Anubis is the Greek name for the ancient jackal-headed god of the dead in Egyptian mythology. His name is more accurately vocalized as Anapa, but he is also known as Sekhem Em Pet. He serves as both a guide of the recently departed and a guardian of the dead. The female counterpart to Anubis is Anput, sometimes shortened to Anpu.
The Jackal was associated with the domain of the dead, due to the fact that the jackal oriented in the Western Desert. The cult of Anubis eventually became associated with that of Osiris, which led to the belief that he was the son of Osiris and Nephthys, the wife of Set, who seduced Osiris in order to have a son when she discovered Set was infertile.
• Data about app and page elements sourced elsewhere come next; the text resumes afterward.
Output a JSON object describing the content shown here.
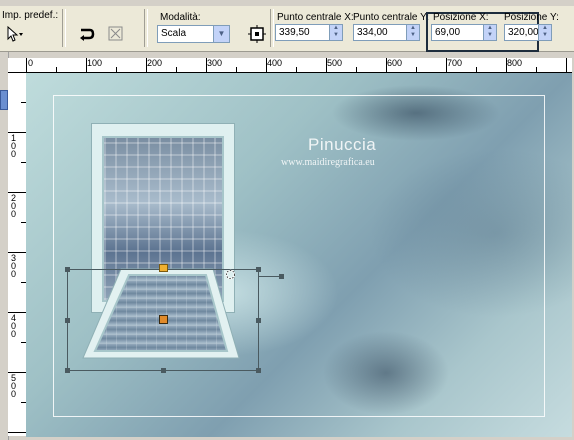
{
  "toolbar": {
    "preset_label": "Imp. predef.:",
    "mode_label": "Modalità:",
    "mode_value": "Scala",
    "center_x_label": "Punto centrale X:",
    "center_x_value": "339,50",
    "center_y_label": "Punto centrale Y:",
    "center_y_value": "334,00",
    "pos_x_label": "Posizione X:",
    "pos_x_value": "69,00",
    "pos_y_label": "Posizione Y:",
    "pos_y_value": "320,00"
  },
  "ruler": {
    "h_ticks": [
      "0",
      "100",
      "200",
      "300",
      "400",
      "500",
      "600",
      "700",
      "800"
    ],
    "v_ticks": [
      "1 0 0",
      "2 0 0",
      "3 0 0",
      "4 0 0",
      "5 0 0"
    ]
  },
  "canvas": {
    "watermark_title": "Pinuccia",
    "watermark_url": "www.maidiregrafica.eu"
  },
  "icons": {
    "pointer": "pointer-icon",
    "flip": "flip-icon",
    "reset": "reset-icon",
    "anchor": "anchor-icon"
  }
}
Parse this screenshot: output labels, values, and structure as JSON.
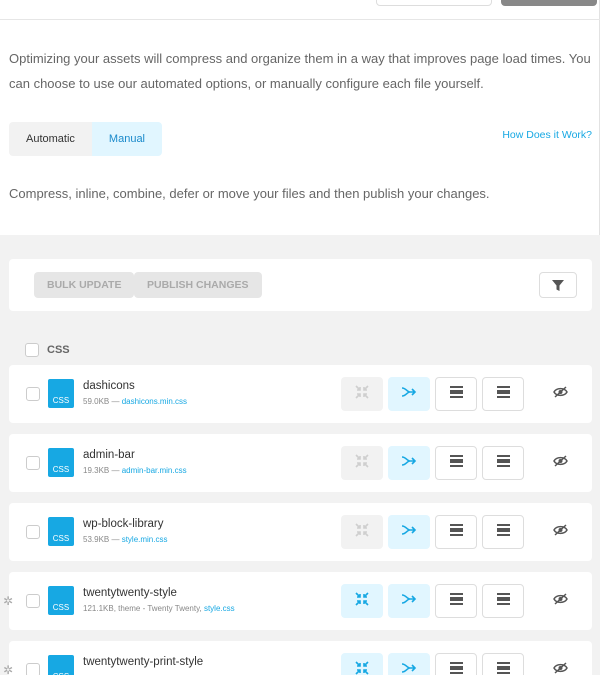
{
  "intro": "Optimizing your assets will compress and organize them in a way that improves page load times. You can choose to use our automated options, or manually configure each file yourself.",
  "tabs": [
    "Automatic",
    "Manual"
  ],
  "active_tab": "Manual",
  "how_link": "How Does it Work?",
  "description": "Compress, inline, combine, defer or move your files and then publish your changes.",
  "toolbar": {
    "bulk_label": "BULK UPDATE",
    "publish_label": "PUBLISH CHANGES"
  },
  "section": {
    "label": "CSS"
  },
  "rows": [
    {
      "name": "dashicons",
      "meta": "59.0KB — ",
      "link": "dashicons.min.css",
      "type": "CSS",
      "compressed": false
    },
    {
      "name": "admin-bar",
      "meta": "19.3KB — ",
      "link": "admin-bar.min.css",
      "type": "CSS",
      "compressed": false
    },
    {
      "name": "wp-block-library",
      "meta": "53.9KB — ",
      "link": "style.min.css",
      "type": "CSS",
      "compressed": false
    },
    {
      "name": "twentytwenty-style",
      "meta": "121.1KB, theme - Twenty Twenty, ",
      "link": "style.css",
      "type": "CSS",
      "compressed": true
    },
    {
      "name": "twentytwenty-print-style",
      "meta": "",
      "link": "",
      "type": "CSS",
      "compressed": true
    }
  ],
  "colors": {
    "accent": "#17a8e3",
    "active_bg": "#e1f6ff",
    "disabled_bg": "#e6e6e6"
  },
  "icons": [
    "filter-icon",
    "compress-icon",
    "combine-icon",
    "inline-icon",
    "defer-icon",
    "eye-off-icon",
    "spinner-icon"
  ]
}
He supervises the embalming and mummification processes, and presides over the Opening of the Mouth ceremony. He also performs the Weighing of the Heart ceremony, in which the deceased person's heart is weighed against Ma'at's Feather of Truth. If the heart is heavier then the feather, the heart is fed to Ammut, the devourer of souls.
Anubis is also linked to the Imuit fetish, which is a headless stuffed animal skin hanging from a pole standing in a pot, often illustrated on stelae or papyri. A model was found in the tomb of Tutankhamun, but it is unknown what it was used for.
Anubis is traditionally said to have a head of a jackal which refers to the Egyptian jackal. Whether it's a subspecies of Golden jackal, subspecies of gray wolf or a species by itself, remains a topic of debate to this day. Ancient Greek considered it a wolf. In XX there was no consensus on the species' taxonomy. A 2007 DNA research placed it with Golden jackals, but a 2011 research placed it with gray wolves again and suggested that African wolf would be more appropriate name. As of 2011, further study is needed to verify the research and decide on taxonomy.
Another sacred animal of Anubis was a domestic dog which he was sometimes depicted as.
Ancient Egyptians depicted jackals and dogs very alike and sometimes depicted animals that looked like jackals and dogs at the same time. This canonical canine has thin black body, long legs, pointed muzzle and erect ears. It's that animal, be it a jackal, a wolf or a dog, which is seen in works of artists inspired by Anubis.
Anubis, Anput, and furry
Anubis and Anput are very popular among furry fans because of their anthropomorphic jackal form. As a result, they are a very popular subject of furry artwork. Many furries pattern themselves after Anubis or Anput, making jackals one of the more popular species of furry in the fandom.